Greece is in need of more financial help from the EU. While resistance to another bailout is strong, the German government is insisting that its own interests are at stake as well.
There are deep divisions in Greece about austerity plans
German Finance Minister Wolfgang Schäuble called for quick action on new emergency loans to Greece on Friday in an address to the German parliament.
"The situation in Greece and Europe is serious," he said, adding that the danger of Greece defaulting on debt would mean danger for the whole eurozone and global economic development.
Schäuble also called for the participation of private investors in a new rescue package.
"If there are doubts about the ability of Greece to pay back its debt and we must win time with a new package, then the involvement of the private sector in the solution of the problem is unavoidable," he said.
Aiming to convince skeptical German lawmakers to approve a new loan program, Schäuble insisted that Greece make far-reaching reforms to its economy, like further privatizations and austerity measures.
Schäuble said the involvement of the private sector was "unavoidable"
Germany's position on private investor participation in Greece's rescue is at odds with that of the European Central Bank, which said Thursday that it opposed any kind of private participation that was not "purely voluntary."
Greece has received a 110-billion-euro ($159 billion) emergency loan package from the European Union and International Monetary Fund, but needs more loans to stay afloat and avoid a default on government bonds.
EU leaders are due to meet in Brussels in two weeks to finalize a new rescue package that could total 120 billion euros.
The Greek cabinet on Thursday approved a new round of austerity measures and privatizations, clearing it for debate in parliament.
Greek Prime Minister George Papandreou on Friday invited opposition parties to put forward proposals for a new austerity plan, claiming that this would improve Athens’ position in talks with the European Union. "I call on the leadership of all parties to cooperate," said Papandreou. "We must show that we are able to overcome party divisions."
Some members of Papandreou's Socialist party are reluctant to support the cuts, saying they have increased social injustice while failing to achieve their goals. Greece has also seen numerous mass demonstrations opposing the government's austerity policies.

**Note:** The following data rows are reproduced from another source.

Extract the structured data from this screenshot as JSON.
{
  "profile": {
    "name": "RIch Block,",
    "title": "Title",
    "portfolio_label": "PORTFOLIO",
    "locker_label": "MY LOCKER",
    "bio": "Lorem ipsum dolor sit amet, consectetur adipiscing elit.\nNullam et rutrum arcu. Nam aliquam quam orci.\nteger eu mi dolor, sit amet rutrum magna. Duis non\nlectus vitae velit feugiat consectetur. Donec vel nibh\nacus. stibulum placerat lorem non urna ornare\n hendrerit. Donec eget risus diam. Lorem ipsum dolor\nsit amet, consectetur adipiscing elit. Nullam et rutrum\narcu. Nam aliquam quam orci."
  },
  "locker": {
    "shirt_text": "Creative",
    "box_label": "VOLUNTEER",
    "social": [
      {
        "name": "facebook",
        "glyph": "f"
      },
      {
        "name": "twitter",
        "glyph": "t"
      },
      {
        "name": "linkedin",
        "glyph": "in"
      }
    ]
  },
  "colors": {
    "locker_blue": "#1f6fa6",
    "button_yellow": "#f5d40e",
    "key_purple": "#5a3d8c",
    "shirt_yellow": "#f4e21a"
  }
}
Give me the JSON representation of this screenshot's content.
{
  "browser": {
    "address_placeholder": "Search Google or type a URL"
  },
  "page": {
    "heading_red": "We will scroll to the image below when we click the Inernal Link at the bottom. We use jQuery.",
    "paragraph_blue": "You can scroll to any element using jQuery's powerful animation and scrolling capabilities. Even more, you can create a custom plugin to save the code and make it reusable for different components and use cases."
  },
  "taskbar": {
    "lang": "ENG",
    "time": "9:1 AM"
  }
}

Author: Andrew Bowen, Richard Connor (AFP, Reuters, dapd)
Editor: Martin Kuebler